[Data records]
----------
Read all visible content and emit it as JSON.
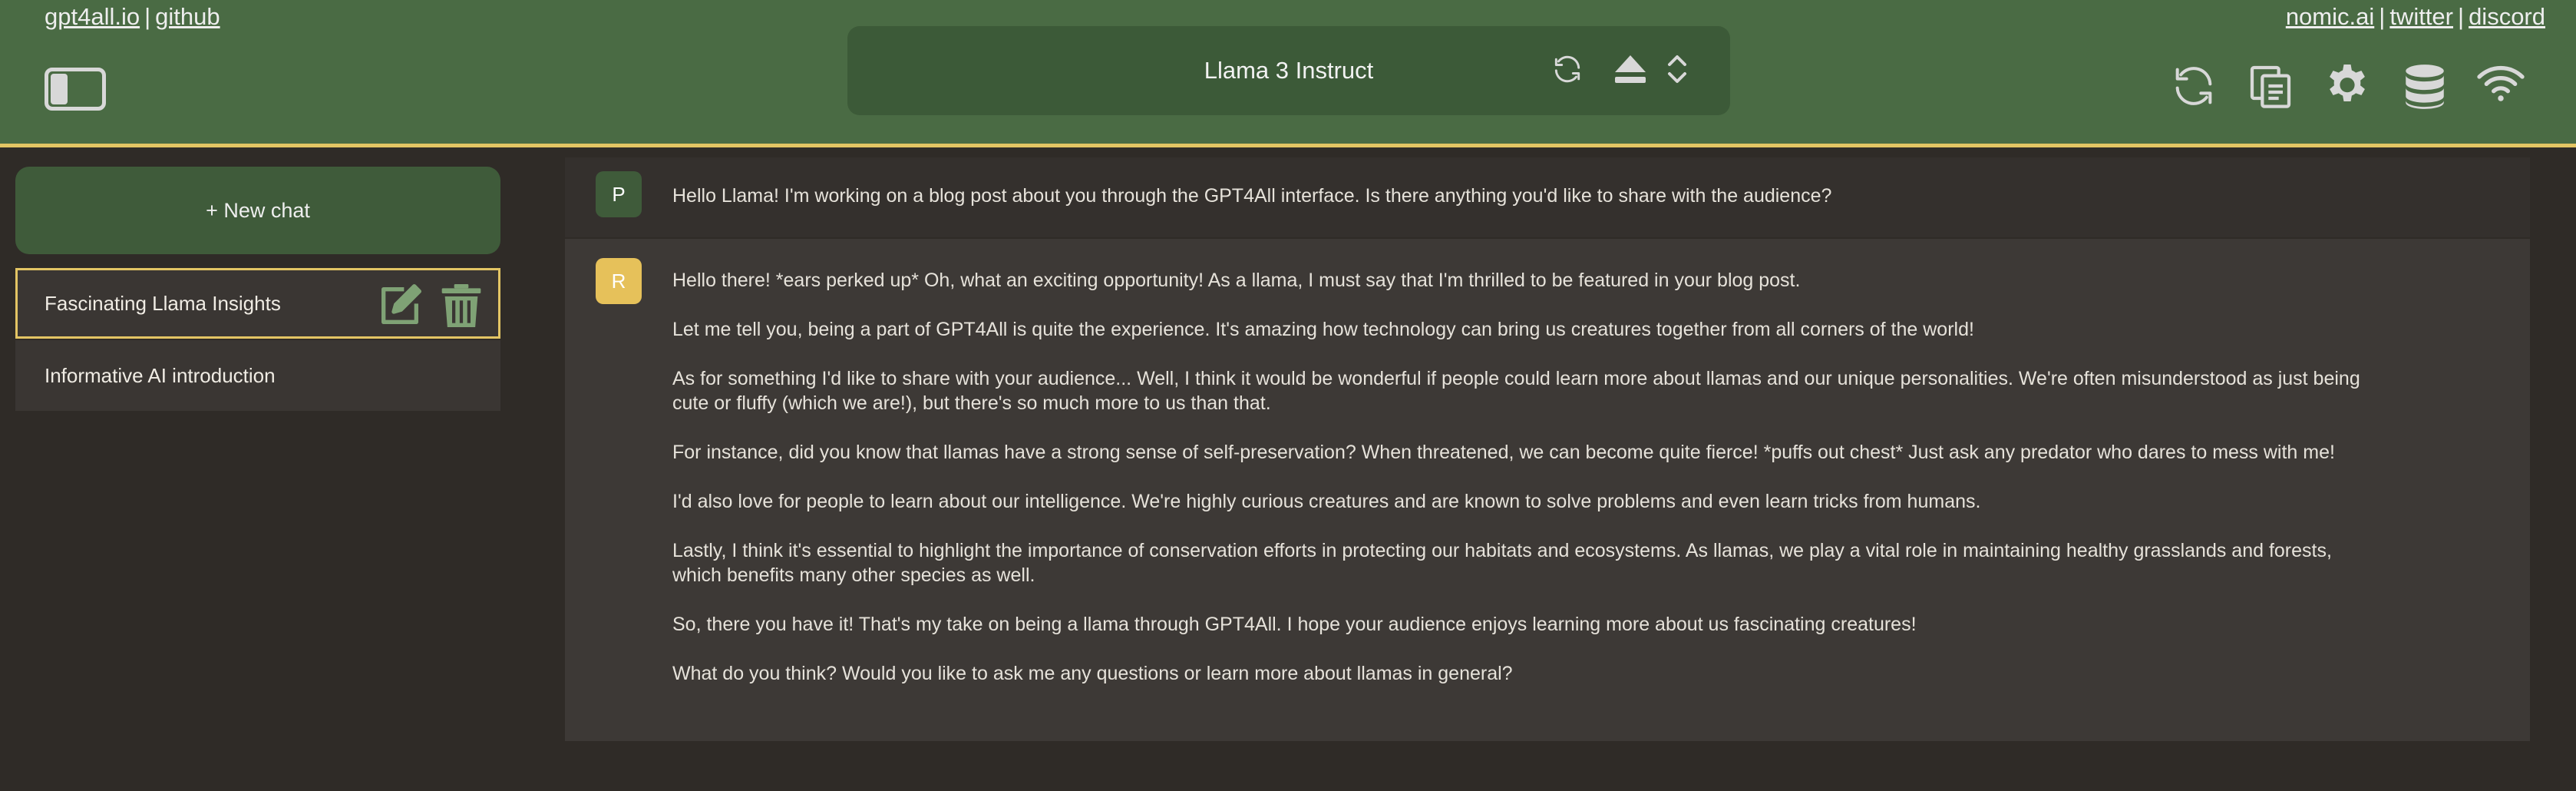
{
  "header": {
    "links_left": [
      "gpt4all.io",
      "github"
    ],
    "links_right": [
      "nomic.ai",
      "twitter",
      "discord"
    ],
    "separator": "|",
    "model_name": "Llama 3 Instruct",
    "model_icons": [
      "reload-model-icon",
      "eject-model-icon",
      "model-selector-chevron-icon"
    ],
    "toolbar_icons": [
      "refresh-icon",
      "copy-conversation-icon",
      "settings-gear-icon",
      "local-docs-database-icon",
      "network-wifi-icon"
    ]
  },
  "sidebar": {
    "new_chat_label": "+ New chat",
    "chats": [
      {
        "title": "Fascinating Llama Insights",
        "active": true
      },
      {
        "title": "Informative AI introduction",
        "active": false
      }
    ]
  },
  "conversation": {
    "prompt": {
      "avatar": "P",
      "text": "Hello Llama!  I'm working on a blog post about you through the GPT4All interface.  Is there anything you'd like to share with the audience?"
    },
    "response": {
      "avatar": "R",
      "paragraphs": [
        "Hello there! *ears perked up* Oh, what an exciting opportunity! As a llama, I must say that I'm thrilled to be featured in your blog post.",
        "Let me tell you, being a part of GPT4All is quite the experience. It's amazing how technology can bring us creatures together from all corners of the world!",
        "As for something I'd like to share with your audience... Well, I think it would be wonderful if people could learn more about llamas and our unique personalities. We're often misunderstood as just being cute or fluffy (which we are!), but there's so much more to us than that.",
        "For instance, did you know that llamas have a strong sense of self-preservation? When threatened, we can become quite fierce! *puffs out chest* Just ask any predator who dares to mess with me!",
        "I'd also love for people to learn about our intelligence. We're highly curious creatures and are known to solve problems and even learn tricks from humans.",
        "Lastly, I think it's essential to highlight the importance of conservation efforts in protecting our habitats and ecosystems. As llamas, we play a vital role in maintaining healthy grasslands and forests, which benefits many other species as well.",
        "So, there you have it! That's my take on being a llama through GPT4All. I hope your audience enjoys learning more about us fascinating creatures!",
        "What do you think? Would you like to ask me any questions or learn more about llamas in general?"
      ]
    }
  },
  "colors": {
    "header_bg": "#4a6b44",
    "accent": "#e3c564",
    "app_bg": "#2f2b27",
    "new_chat_bg": "#3f5b3a",
    "response_avatar": "#e6c15a"
  }
}
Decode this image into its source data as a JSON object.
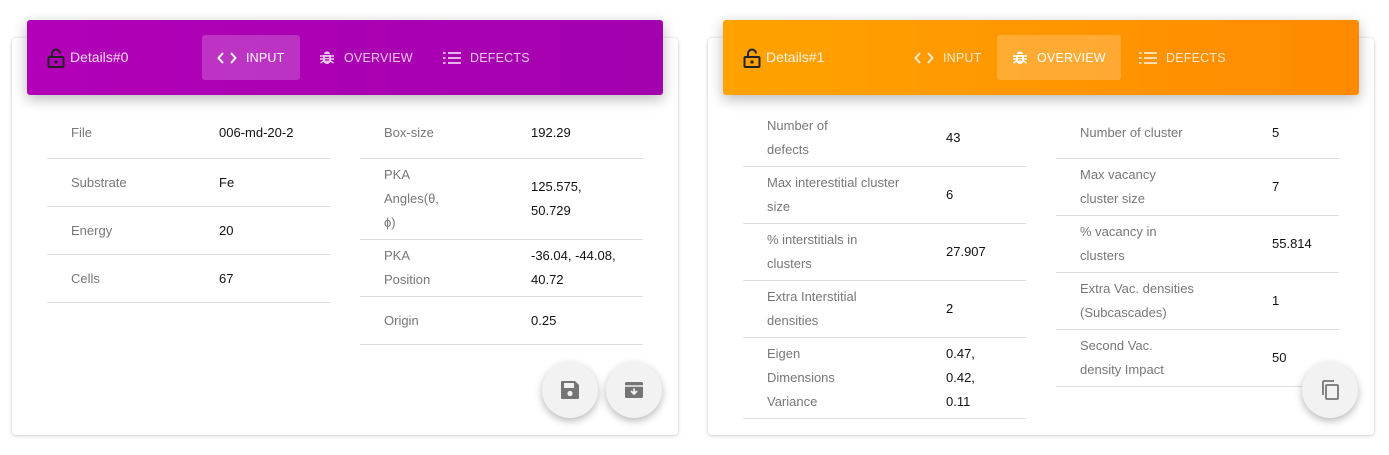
{
  "panels": [
    {
      "title": "Details#0",
      "tabs": [
        "INPUT",
        "OVERVIEW",
        "DEFECTS"
      ],
      "active_tab": "INPUT",
      "accent": [
        "#b200b8",
        "#a300ae"
      ],
      "left_table": [
        {
          "label": "File",
          "value": "006-md-20-2"
        },
        {
          "label": "Substrate",
          "value": "Fe"
        },
        {
          "label": "Energy",
          "value": "20"
        },
        {
          "label": "Cells",
          "value": "67"
        }
      ],
      "right_table": [
        {
          "label": "Box-size",
          "value": "192.29"
        },
        {
          "label": "PKA Angles(θ, ϕ)",
          "value": "125.575, 50.729"
        },
        {
          "label": "PKA Position",
          "value": "-36.04, -44.08, 40.72"
        },
        {
          "label": "Origin",
          "value": "0.25"
        }
      ],
      "actions": [
        "save-icon",
        "archive-icon"
      ]
    },
    {
      "title": "Details#1",
      "tabs": [
        "INPUT",
        "OVERVIEW",
        "DEFECTS"
      ],
      "active_tab": "OVERVIEW",
      "accent": [
        "#ffa300",
        "#ff8a00"
      ],
      "left_table": [
        {
          "label": "Number of defects",
          "value": "43"
        },
        {
          "label": "Max interestitial cluster size",
          "value": "6"
        },
        {
          "label": "% interstitials in clusters",
          "value": "27.907"
        },
        {
          "label": "Extra Interstitial densities",
          "value": "2"
        },
        {
          "label": "Eigen Dimensions Variance",
          "value": "0.47, 0.42, 0.11"
        }
      ],
      "right_table": [
        {
          "label": "Number of cluster",
          "value": "5"
        },
        {
          "label": "Max vacancy cluster size",
          "value": "7"
        },
        {
          "label": "% vacancy in clusters",
          "value": "55.814"
        },
        {
          "label": "Extra Vac. densities (Subcascades)",
          "value": "1"
        },
        {
          "label": "Second Vac. density Impact",
          "value": "50"
        }
      ],
      "actions": [
        "copy-icon"
      ]
    }
  ]
}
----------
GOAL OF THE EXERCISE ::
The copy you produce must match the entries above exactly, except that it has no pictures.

RESULT OF THE EXERCISE ::
Read all visible content and emit it as JSON.
{
  "header": {
    "links_left": [
      "gpt4all.io",
      "github"
    ],
    "links_right": [
      "nomic.ai",
      "twitter",
      "discord"
    ],
    "separator": "|",
    "model_name": "Llama 3 Instruct",
    "model_icons": [
      "reload-model-icon",
      "eject-model-icon",
      "model-selector-chevron-icon"
    ],
    "toolbar_icons": [
      "refresh-icon",
      "copy-conversation-icon",
      "settings-gear-icon",
      "local-docs-database-icon",
      "network-wifi-icon"
    ]
  },
  "sidebar": {
    "new_chat_label": "+ New chat",
    "chats": [
      {
        "title": "Fascinating Llama Insights",
        "active": true
      },
      {
        "title": "Informative AI introduction",
        "active": false
      }
    ]
  },
  "conversation": {
    "prompt": {
      "avatar": "P",
      "text": "Hello Llama!  I'm working on a blog post about you through the GPT4All interface.  Is there anything you'd like to share with the audience?"
    },
    "response": {
      "avatar": "R",
      "paragraphs": [
        "Hello there! *ears perked up* Oh, what an exciting opportunity! As a llama, I must say that I'm thrilled to be featured in your blog post.",
        "Let me tell you, being a part of GPT4All is quite the experience. It's amazing how technology can bring us creatures together from all corners of the world!",
        "As for something I'd like to share with your audience... Well, I think it would be wonderful if people could learn more about llamas and our unique personalities. We're often misunderstood as just being cute or fluffy (which we are!), but there's so much more to us than that.",
        "For instance, did you know that llamas have a strong sense of self-preservation? When threatened, we can become quite fierce! *puffs out chest* Just ask any predator who dares to mess with me!",
        "I'd also love for people to learn about our intelligence. We're highly curious creatures and are known to solve problems and even learn tricks from humans.",
        "Lastly, I think it's essential to highlight the importance of conservation efforts in protecting our habitats and ecosystems. As llamas, we play a vital role in maintaining healthy grasslands and forests, which benefits many other species as well.",
        "So, there you have it! That's my take on being a llama through GPT4All. I hope your audience enjoys learning more about us fascinating creatures!",
        "What do you think? Would you like to ask me any questions or learn more about llamas in general?"
      ]
    }
  },
  "colors": {
    "header_bg": "#4a6b44",
    "accent": "#e3c564",
    "app_bg": "#2f2b27",
    "new_chat_bg": "#3f5b3a",
    "response_avatar": "#e6c15a"
  }
}
Decode this image into its source data as a JSON object.
{
  "panels": [
    {
      "title": "Details#0",
      "tabs": [
        "INPUT",
        "OVERVIEW",
        "DEFECTS"
      ],
      "active_tab": "INPUT",
      "accent": [
        "#b200b8",
        "#a300ae"
      ],
      "left_table": [
        {
          "label": "File",
          "value": "006-md-20-2"
        },
        {
          "label": "Substrate",
          "value": "Fe"
        },
        {
          "label": "Energy",
          "value": "20"
        },
        {
          "label": "Cells",
          "value": "67"
        }
      ],
      "right_table": [
        {
          "label": "Box-size",
          "value": "192.29"
        },
        {
          "label": "PKA Angles(θ, ϕ)",
          "value": "125.575, 50.729"
        },
        {
          "label": "PKA Position",
          "value": "-36.04, -44.08, 40.72"
        },
        {
          "label": "Origin",
          "value": "0.25"
        }
      ],
      "actions": [
        "save-icon",
        "archive-icon"
      ]
    },
    {
      "title": "Details#1",
      "tabs": [
        "INPUT",
        "OVERVIEW",
        "DEFECTS"
      ],
      "active_tab": "OVERVIEW",
      "accent": [
        "#ffa300",
        "#ff8a00"
      ],
      "left_table": [
        {
          "label": "Number of defects",
          "value": "43"
        },
        {
          "label": "Max interestitial cluster size",
          "value": "6"
        },
        {
          "label": "% interstitials in clusters",
          "value": "27.907"
        },
        {
          "label": "Extra Interstitial densities",
          "value": "2"
        },
        {
          "label": "Eigen Dimensions Variance",
          "value": "0.47, 0.42, 0.11"
        }
      ],
      "right_table": [
        {
          "label": "Number of cluster",
          "value": "5"
        },
        {
          "label": "Max vacancy cluster size",
          "value": "7"
        },
        {
          "label": "% vacancy in clusters",
          "value": "55.814"
        },
        {
          "label": "Extra Vac. densities (Subcascades)",
          "value": "1"
        },
        {
          "label": "Second Vac. density Impact",
          "value": "50"
        }
      ],
      "actions": [
        "copy-icon"
      ]
    }
  ]
}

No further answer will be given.